These are the heavy duty rucksack style carriers with a solid frame, they are often used for toddlers. The baby is not secured snugly in the carrier, they rattle around rather than swaying with your gait. The weight of the baby and the carrier is not close to your own centre of gravity, putting unnecessary strain on the wearer.


The carrier you choose depends on your baby's age, how often you intend to wear them, for how long, and what you intend to be doing while you wear them. Hopefully this has given you some ideas. From here I would recommend seeking out your local sling library or babywearing specialist. It is also well worth visiting the Natural Mamas forum, for advice and preloved sling sales.

5 comments:

  1. Would love some advice on carriers for the larger breasted lady please. I've managed to hit a g cup size, and just feel my little one sticks out in front of me, rather than being all snug. This was with a babasling. Cheers.

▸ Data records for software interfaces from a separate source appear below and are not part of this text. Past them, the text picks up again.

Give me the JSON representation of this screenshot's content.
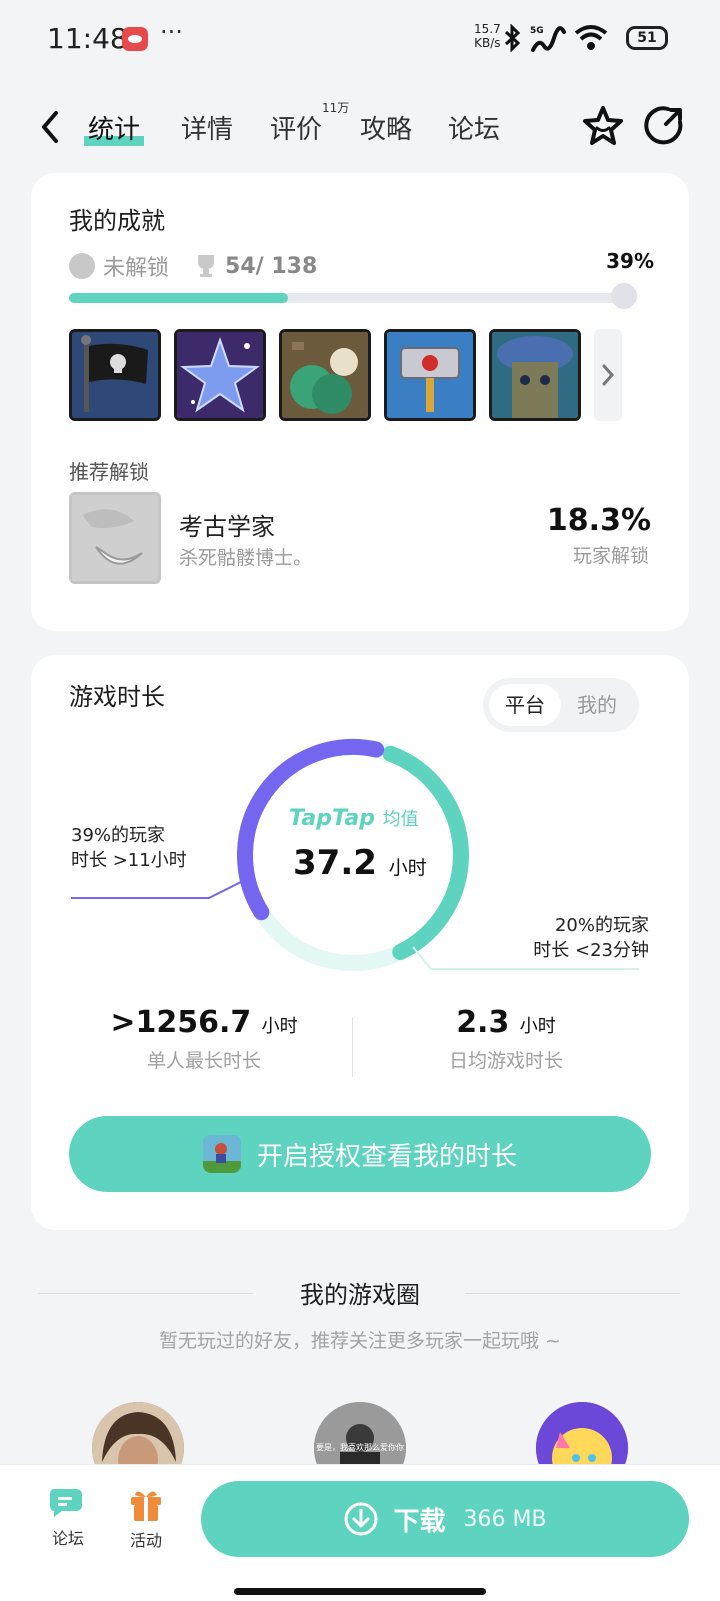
{
  "status_bar": {
    "time": "11:48",
    "dots": "···",
    "net_speed_value": "15.7",
    "net_speed_unit": "KB/s",
    "signal_label": "5G",
    "battery": "51",
    "icons": [
      "app-notification-icon",
      "bluetooth-icon",
      "signal-icon",
      "wifi-icon",
      "battery-icon"
    ]
  },
  "nav": {
    "tabs": [
      {
        "label": "统计",
        "active": true
      },
      {
        "label": "详情"
      },
      {
        "label": "评价"
      },
      {
        "label": "攻略"
      },
      {
        "label": "论坛"
      }
    ],
    "review_badge": "11万",
    "icons": [
      "back-arrow-icon",
      "star-icon",
      "share-icon"
    ]
  },
  "achievements": {
    "title": "我的成就",
    "locked_label": "未解锁",
    "count": "54/ 138",
    "percent": "39%",
    "progress": 0.39,
    "badges": [
      "pirate-flag-badge",
      "star-badge",
      "treasure-badge",
      "hammer-badge",
      "tree-badge"
    ],
    "recommend_title": "推荐解锁",
    "recommend": {
      "name": "考古学家",
      "desc": "杀死骷髅博士。",
      "percent": "18.3%",
      "percent_label": "玩家解锁"
    }
  },
  "playtime": {
    "title": "游戏时长",
    "toggle_platform": "平台",
    "toggle_mine": "我的",
    "brand": "TapTap",
    "avg_label": "均值",
    "avg_value": "37.2",
    "avg_unit": "小时",
    "left_note_1": "39%的玩家",
    "left_note_2": "时长 >11小时",
    "right_note_1": "20%的玩家",
    "right_note_2": "时长 <23分钟",
    "long_share": 0.39,
    "short_share": 0.2,
    "max_value": ">1256.7",
    "max_unit": "小时",
    "max_label": "单人最长时长",
    "daily_value": "2.3",
    "daily_unit": "小时",
    "daily_label": "日均游戏时长",
    "auth_button": "开启授权查看我的时长"
  },
  "circle": {
    "title": "我的游戏圈",
    "subtitle": "暂无玩过的好友，推荐关注更多玩家一起玩哦 ~",
    "avatar_caption": "要是，我喜欢那么爱你你"
  },
  "bottom": {
    "forum": "论坛",
    "activity": "活动",
    "download": "下载",
    "size": "366 MB"
  },
  "colors": {
    "accent": "#5ed3bf",
    "purple": "#7466ee",
    "light_teal": "#e3f7f4"
  }
}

    ReplyDelete
    Replies
    1. The Babasling is basically a ring sling with a buckle rather than a ring. The issue I find with ring slings (being similarly endowed) is the pressure across the breast on the shoulder side of the sling. Babasling also promote a cradle carry in younger babies, which is not going to feel as secure on anyone.
      Working with your current sling, I would advise making sure you spread the fabric, and keep it adjusted comfortably tight. Try positioning your baby centrally and upright, so that she nestles between your breasts. I've been trawling the Babasling site for a suitable demonstration, but they all seem quite loose - the one here is the closest I can find http://www.playpennies.com/writer/wordpress/wp-content/uploads/2012/11/The-Baba-Sling.jpg This ring sling example is better, this baby has their knees up and their feet in, but you can do much the same with the lower leg free.
      If you were looking for an alternative carrier, look for something symmetrical without fabric between you and the baby, so that she can rest naturally against your form as she would if you were cuddling her. Again I would go for an upright carry in the middle of your chest, until she is big enough for a back carry (4 months is the earliest to go for this, once they are secure holding the head up, but I like to wait until the potential for possetting down the back of my neck has diminished).
      A Mei Tai or similar might work well for you (these are quite reasonable and some very funky ones can be found on ebay). Or a wrap. The front wrap cross carry (FWCC), which is the standard stretchy wrap method, is pretty comfy.
      For back wrapping, rucksack carries avoid the bust completely, although I quite like a double hammock, which has a horizontal pass straight across the chest, it's even and supportive https://fbcdn-sphotos-e-a.akamaihd.net/hphotos-ak-prn1/75198_436495843090690_2107464587_n.jpg.

      Delete
  2. Thank you so much. You are totally right - the cradle carry just does feel secure, and I don't like it!After reading your post again, I also realise I don't like the buckles - they are a real fiddle to adjust. I think I'm going to look more at a Mei Tai style carrier, (with out buckles), so I can do as you suggest and carry her as if I am cuddling her. I spend most of the time cuddling her like this any way, so it should work for both of us. I'm too uncoordinated to attempt a wrap. Thank you again - this has been a super help.

    ReplyDelete
    Replies
    1. *doesn't feel secure. Sorry for typo.

      Delete